Special strollers are the most popular and most frequently used by parents and carers form of orthopedic equipment for transporting a stabilized patient in a sitting position or in intermediate positions between sitting and lying positions.

The main function of special trolleys is mobility and transport. They accompany caregivers and patients in everyday life, making it easier to move around. In addition to this basic function, they should have certain characteristics. Despite appearances, the patient very often spends a large part of the day there. For this reason, in addition to the driving characteristics, weight, ease of folding and appearance, special attention should be paid to the body positioning system in which the special trolley is equipped.


What for and for whom special strollers are dedicated

It is the widest product group due to the large variety of designs, from umbrella strollers, through active and semi-active strollers, to fully stabilized strollers.

On the one hand, the multitude of types of special prams will correspond to the multitude of diseases of the patients who will use them, on the other hand, some features are common to all prams. One such feature is the depth of the stroller. In all trolleys, we strive to ensure that the patient's thigh is as well supported as possible while at the same time correctly positioning the pelvis. As a result, the seat cannot be too short (no thigh support) or too long (pelvic tilt). The second feature, indispensable in the case of special strollers, is to maintain the linearity and symmetry of our body, and thus to select the height and angle of the backrest of the stroller and the footrest in relation to the seat in order to maintain the therapeutic effects obtained during physiotherapy.
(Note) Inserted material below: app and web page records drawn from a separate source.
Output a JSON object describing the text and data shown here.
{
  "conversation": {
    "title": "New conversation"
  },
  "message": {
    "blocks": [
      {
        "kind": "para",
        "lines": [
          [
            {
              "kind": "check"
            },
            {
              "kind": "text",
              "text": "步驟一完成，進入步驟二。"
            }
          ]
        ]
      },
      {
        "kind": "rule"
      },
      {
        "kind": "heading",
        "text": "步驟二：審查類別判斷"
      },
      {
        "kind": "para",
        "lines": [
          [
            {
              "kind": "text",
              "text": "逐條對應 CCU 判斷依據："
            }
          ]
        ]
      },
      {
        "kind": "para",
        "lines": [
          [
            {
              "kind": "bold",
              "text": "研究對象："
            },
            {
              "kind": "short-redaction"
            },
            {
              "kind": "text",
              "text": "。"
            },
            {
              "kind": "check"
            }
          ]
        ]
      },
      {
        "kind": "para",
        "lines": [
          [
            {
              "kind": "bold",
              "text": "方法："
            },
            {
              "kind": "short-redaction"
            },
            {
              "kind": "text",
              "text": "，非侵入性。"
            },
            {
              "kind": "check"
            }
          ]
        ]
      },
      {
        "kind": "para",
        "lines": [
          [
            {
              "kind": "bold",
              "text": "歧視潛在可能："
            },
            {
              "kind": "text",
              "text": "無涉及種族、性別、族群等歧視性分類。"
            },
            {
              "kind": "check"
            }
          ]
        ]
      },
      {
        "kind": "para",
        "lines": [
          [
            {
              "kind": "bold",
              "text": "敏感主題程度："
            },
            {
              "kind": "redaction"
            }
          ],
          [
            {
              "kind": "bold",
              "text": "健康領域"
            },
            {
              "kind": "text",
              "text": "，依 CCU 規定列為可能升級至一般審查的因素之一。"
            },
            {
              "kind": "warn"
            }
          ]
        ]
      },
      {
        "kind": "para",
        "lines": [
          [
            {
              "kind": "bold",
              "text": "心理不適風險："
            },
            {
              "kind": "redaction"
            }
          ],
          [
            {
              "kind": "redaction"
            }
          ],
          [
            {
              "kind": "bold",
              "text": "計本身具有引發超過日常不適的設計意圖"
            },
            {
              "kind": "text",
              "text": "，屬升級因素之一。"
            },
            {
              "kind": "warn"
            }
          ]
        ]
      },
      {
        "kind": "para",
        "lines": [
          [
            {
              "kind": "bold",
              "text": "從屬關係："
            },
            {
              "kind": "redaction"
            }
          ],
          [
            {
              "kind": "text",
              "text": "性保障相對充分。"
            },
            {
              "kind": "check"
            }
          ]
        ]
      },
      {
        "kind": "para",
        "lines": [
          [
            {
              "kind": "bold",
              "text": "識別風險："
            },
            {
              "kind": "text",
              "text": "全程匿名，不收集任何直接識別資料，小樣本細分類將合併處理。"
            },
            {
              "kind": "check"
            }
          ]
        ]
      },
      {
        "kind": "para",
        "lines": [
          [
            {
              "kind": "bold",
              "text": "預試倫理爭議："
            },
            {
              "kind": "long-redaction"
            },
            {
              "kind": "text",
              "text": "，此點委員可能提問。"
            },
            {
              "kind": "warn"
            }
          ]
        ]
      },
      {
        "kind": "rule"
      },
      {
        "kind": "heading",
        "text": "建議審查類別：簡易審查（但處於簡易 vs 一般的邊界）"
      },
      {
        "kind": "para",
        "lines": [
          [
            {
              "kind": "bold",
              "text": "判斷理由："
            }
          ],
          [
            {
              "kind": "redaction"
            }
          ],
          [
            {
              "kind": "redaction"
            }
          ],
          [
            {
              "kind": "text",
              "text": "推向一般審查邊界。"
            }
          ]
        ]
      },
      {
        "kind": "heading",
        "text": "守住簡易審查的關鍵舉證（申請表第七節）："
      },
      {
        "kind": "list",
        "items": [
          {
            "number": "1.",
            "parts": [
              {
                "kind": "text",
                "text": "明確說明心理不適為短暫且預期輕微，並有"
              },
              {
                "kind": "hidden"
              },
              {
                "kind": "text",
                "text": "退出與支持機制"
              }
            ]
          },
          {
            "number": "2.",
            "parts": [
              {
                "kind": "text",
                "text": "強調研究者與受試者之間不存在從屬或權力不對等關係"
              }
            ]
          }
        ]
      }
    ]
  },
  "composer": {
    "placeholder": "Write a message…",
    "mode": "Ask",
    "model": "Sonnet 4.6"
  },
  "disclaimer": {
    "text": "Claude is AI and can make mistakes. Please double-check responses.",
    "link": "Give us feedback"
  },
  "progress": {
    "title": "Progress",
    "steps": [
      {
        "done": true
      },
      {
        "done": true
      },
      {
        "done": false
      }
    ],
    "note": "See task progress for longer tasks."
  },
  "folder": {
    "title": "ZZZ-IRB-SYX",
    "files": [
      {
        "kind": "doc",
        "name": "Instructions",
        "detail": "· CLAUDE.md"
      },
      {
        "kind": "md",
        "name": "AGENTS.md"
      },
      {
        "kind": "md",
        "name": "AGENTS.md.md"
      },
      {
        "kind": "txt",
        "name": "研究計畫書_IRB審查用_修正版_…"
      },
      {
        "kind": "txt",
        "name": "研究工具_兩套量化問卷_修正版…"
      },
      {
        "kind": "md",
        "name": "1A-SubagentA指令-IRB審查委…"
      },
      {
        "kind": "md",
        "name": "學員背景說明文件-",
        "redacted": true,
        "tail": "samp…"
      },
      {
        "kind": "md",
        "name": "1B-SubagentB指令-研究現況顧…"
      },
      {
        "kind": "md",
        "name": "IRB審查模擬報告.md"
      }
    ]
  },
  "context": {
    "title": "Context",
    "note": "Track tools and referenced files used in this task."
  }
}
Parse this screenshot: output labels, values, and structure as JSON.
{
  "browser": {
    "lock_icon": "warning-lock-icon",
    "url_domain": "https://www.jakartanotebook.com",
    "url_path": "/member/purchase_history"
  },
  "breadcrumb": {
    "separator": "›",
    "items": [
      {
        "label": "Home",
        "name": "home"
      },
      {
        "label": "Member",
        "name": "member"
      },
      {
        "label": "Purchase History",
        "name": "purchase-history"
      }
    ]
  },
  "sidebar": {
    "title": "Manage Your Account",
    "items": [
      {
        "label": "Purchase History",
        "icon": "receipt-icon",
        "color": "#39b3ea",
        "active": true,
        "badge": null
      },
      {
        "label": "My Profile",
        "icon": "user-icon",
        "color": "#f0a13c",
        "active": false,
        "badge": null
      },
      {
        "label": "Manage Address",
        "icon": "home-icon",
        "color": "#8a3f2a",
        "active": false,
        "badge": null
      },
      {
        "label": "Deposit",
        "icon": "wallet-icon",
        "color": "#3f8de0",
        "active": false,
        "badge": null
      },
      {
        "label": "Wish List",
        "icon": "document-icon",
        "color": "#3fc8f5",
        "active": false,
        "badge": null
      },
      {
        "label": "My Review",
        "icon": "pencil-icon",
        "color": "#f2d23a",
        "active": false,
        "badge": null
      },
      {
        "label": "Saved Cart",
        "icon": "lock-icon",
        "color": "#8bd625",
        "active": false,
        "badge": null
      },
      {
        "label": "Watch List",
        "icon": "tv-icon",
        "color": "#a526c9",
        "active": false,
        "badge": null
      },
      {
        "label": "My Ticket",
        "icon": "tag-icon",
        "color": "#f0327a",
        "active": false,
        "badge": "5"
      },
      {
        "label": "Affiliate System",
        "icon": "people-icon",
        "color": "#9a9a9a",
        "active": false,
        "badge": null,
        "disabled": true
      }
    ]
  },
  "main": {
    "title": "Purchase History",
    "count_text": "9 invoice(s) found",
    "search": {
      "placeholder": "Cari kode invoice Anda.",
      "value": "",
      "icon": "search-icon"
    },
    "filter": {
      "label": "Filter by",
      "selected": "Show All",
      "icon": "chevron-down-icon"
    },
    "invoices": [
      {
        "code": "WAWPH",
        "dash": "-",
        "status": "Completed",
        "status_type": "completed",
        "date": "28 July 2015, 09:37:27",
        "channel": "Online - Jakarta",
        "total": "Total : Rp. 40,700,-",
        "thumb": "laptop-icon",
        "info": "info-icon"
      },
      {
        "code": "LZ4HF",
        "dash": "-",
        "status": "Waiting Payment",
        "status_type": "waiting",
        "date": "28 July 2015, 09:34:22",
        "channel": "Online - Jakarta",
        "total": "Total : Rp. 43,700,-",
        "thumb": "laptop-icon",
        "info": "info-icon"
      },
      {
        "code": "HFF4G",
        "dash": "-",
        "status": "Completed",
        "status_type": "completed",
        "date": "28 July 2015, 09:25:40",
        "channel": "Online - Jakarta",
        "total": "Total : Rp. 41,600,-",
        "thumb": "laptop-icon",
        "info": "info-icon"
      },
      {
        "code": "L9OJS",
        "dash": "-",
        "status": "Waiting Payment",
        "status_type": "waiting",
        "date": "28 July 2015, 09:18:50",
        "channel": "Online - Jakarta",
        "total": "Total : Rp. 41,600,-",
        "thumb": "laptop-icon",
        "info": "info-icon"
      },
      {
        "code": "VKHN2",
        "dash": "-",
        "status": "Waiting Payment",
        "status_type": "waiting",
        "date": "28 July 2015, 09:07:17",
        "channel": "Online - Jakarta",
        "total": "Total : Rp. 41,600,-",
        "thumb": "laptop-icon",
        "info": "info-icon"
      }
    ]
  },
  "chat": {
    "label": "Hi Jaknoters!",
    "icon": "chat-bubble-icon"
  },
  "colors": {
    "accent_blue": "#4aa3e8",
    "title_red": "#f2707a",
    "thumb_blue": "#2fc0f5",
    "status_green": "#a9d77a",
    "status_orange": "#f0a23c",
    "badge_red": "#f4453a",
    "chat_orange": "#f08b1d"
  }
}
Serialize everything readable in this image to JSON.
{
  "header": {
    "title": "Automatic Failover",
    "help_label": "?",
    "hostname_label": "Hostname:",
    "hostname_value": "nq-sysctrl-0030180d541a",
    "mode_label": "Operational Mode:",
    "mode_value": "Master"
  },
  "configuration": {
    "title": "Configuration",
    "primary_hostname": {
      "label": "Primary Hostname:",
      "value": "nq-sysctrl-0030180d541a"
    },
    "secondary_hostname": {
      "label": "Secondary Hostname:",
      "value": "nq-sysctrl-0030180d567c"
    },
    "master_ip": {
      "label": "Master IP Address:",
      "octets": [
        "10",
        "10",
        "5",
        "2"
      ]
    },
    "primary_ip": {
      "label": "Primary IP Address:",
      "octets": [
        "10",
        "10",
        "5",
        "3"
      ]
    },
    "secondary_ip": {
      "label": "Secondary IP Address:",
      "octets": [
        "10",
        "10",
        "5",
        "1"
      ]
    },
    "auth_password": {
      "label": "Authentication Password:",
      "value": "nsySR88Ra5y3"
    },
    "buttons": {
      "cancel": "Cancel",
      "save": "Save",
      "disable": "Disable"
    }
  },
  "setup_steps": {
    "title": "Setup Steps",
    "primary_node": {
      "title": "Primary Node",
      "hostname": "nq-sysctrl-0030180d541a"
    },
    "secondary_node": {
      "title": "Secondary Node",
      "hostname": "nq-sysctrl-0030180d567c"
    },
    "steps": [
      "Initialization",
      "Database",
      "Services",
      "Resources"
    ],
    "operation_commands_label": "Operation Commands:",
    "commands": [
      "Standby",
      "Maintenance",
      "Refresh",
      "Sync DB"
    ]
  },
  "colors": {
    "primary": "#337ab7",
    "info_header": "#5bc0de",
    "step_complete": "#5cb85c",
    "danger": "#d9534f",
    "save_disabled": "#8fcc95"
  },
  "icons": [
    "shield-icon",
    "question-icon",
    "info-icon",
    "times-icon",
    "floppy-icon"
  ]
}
Proper positioning in a special trolley should include:

Proper positioning in a special trolley should include:

  • Keep the head and torso in the frontal plane so that the back of the head and back are in line.
  • Stabilization of the head and shoulders, which affects: eyesight fixation, the ability to make eye contact, shaping the ability to concentrate attention, improving the control of the speech apparatus. Shoulders should be slightly protected.
  • Extending the torso, secured with appropriate side supports, preventing the loss of a stable position.
  • The backrest is positioned at an angle of approx. 90 degrees to the seat plane with the additional possibility of adjusting the backrest in order to maintain a neutral position of the shoulder girdle, head and hip bend.
  • Pelvis stabilized so that the sacrum touches the back of the backrest to avoid pelvic retrograde tilt.
  • Adapted seat depth to safely support your thighs and keep the hip and knee joints at an angle of approx. 90 degrees.
  • Separation of the lower limbs with an abduction wedge or abduction belts (recommended) if there is an adductive tendency.
  • Feet resting flat on the footrest, with the possibility of comfortable pinning them in line with the knee joints.
  • Adjustable footrest height so that the thigh rests along the entire length of the seat, and the feet are at appropriate distances from each other parallel to the thighs.
  • Additionally, an important issue for maintaining the comfort of safety and the development of cognitive functions is the ability to change the child's direction of travel (forward or backward facing)


Special strollers - for whom?

Special strollers are most often used in the following diseases: cerebral palsy, muscular dystrophies, paralysis of various origins, spinal bifurcation, meningeal hernias, conditions after spinal injuries, conditions after craniocerebral injuries, conditions after strokes, posture defects, in particular spinal scoliosis.